By Karine Kalantarian
Armenia’s Central Election Commission (CEC) warned local government chiefs on Monday that voter registers in many of their constituencies are still inaccurate and may seriously affect the October 20 local elections unless they are quickly corrected.
“Despite all the assurances given by the provincial governors, we still have flaws in the voter lists,” said CEC chairman Artak Sahradian. “If we don’t eliminate them the international standing of our state will again suffer,” he added, referring to international criticism of widespread confusion that threatened to disrupt previous Armenian elections.
Scores of voters were turned back from the polling stations after not finding names in the registers during the 1999 parliamentary elections. The problem recurred during subsequent by-elections to the parliament and local government bodies.
Sahradian issued the warning at a special meeting called by Minister for Local Government Hovik Abrahamian who has repeatedly pledged to ensure that the upcoming local polls are free and fair. It was attended by the mayor of Yerevan, government-appointed governors of the ten Armenian provinces and elected leaders of smaller communities.
The local chiefs were already told by the central government last June to revise their voter lists in time for the approaching local, presidential and parliamentary elections. Many of them claim to have solved the problem. But Sahradian cautioned that the situation is particularly worrisome in the northwestern Shirak province.

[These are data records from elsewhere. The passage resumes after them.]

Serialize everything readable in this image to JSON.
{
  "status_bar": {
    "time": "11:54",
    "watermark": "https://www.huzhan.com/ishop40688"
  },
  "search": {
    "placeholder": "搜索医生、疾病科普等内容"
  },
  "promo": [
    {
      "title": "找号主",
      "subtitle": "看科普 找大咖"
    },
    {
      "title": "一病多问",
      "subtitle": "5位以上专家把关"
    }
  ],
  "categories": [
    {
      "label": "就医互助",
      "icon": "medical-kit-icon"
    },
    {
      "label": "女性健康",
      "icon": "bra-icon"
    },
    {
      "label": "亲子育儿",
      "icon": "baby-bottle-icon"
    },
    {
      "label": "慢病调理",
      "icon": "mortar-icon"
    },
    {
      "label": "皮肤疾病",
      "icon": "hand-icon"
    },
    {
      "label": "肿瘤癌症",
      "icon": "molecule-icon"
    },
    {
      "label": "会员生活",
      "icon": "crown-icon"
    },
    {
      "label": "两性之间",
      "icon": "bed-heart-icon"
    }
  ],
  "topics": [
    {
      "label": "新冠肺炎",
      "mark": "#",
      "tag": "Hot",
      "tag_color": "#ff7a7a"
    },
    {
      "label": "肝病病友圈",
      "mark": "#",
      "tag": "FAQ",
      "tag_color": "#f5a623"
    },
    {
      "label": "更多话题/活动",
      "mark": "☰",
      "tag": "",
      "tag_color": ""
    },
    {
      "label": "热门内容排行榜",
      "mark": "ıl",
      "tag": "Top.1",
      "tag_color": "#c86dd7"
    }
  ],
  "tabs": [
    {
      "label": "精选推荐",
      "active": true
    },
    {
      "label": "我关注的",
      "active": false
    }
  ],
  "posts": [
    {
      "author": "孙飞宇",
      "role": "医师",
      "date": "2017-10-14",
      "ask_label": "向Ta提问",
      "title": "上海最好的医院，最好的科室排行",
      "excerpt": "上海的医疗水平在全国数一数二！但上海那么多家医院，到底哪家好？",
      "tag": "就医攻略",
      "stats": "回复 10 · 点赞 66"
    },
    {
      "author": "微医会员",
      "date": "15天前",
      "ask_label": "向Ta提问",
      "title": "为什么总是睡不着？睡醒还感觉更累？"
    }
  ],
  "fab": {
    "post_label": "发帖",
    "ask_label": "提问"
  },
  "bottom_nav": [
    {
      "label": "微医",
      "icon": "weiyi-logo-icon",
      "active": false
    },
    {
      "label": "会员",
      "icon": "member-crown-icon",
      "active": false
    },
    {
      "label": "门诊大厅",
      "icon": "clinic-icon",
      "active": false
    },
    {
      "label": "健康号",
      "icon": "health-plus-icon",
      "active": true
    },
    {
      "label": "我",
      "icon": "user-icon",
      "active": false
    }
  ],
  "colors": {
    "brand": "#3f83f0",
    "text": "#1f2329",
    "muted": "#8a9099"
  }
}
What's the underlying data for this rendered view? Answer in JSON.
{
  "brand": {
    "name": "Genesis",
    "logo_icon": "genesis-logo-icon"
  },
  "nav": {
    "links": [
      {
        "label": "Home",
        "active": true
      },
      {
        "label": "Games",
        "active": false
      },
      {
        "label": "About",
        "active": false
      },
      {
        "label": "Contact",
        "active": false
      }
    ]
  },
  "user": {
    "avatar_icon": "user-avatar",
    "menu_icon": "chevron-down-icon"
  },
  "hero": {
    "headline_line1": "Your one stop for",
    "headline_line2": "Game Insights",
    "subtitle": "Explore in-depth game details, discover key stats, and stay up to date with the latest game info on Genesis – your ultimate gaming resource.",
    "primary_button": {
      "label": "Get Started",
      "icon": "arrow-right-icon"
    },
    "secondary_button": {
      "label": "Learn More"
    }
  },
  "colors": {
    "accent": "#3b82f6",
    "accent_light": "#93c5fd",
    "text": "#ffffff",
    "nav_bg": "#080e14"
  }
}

He also said that tension is running high between mayoral candidates and their supporters in the southeastern towns of Kapan and Sisian. According to reports from Kapan, which is the administrative center of the Syunik province, a conflict between supporters of the two main election contenders degenerated into a firefight last week. No casualties were reported.
The October 20 polls will be held in 654 of 930 Armenian communities, including the second largest city of Gyumri and several administrative districts in Yerevan. Media attention has so far focused on the tightening race in the capital’s central Kentron district whose incumbent head, Ararat Zurabian of the opposition Armenian Pan-National Movement (HHSh) is facing a strong challenge from businessman Gagik Beglarian backed by the governing Republican Party.
Also high on the agenda of the meeting chaired by Abrahamian were logistical problems such as the absence of telephone connection with some remote rural communities. Local authorities’ phones, which are due to be used by election officials, have been cut off because of unpaid bills. Transport and Communications Minister Andranik Markarian promised to find a temporary solution for some of those communities by providing them with mobile phones.
But it remained unclear how the electoral bodies in other disconnected villages will deal with the problem.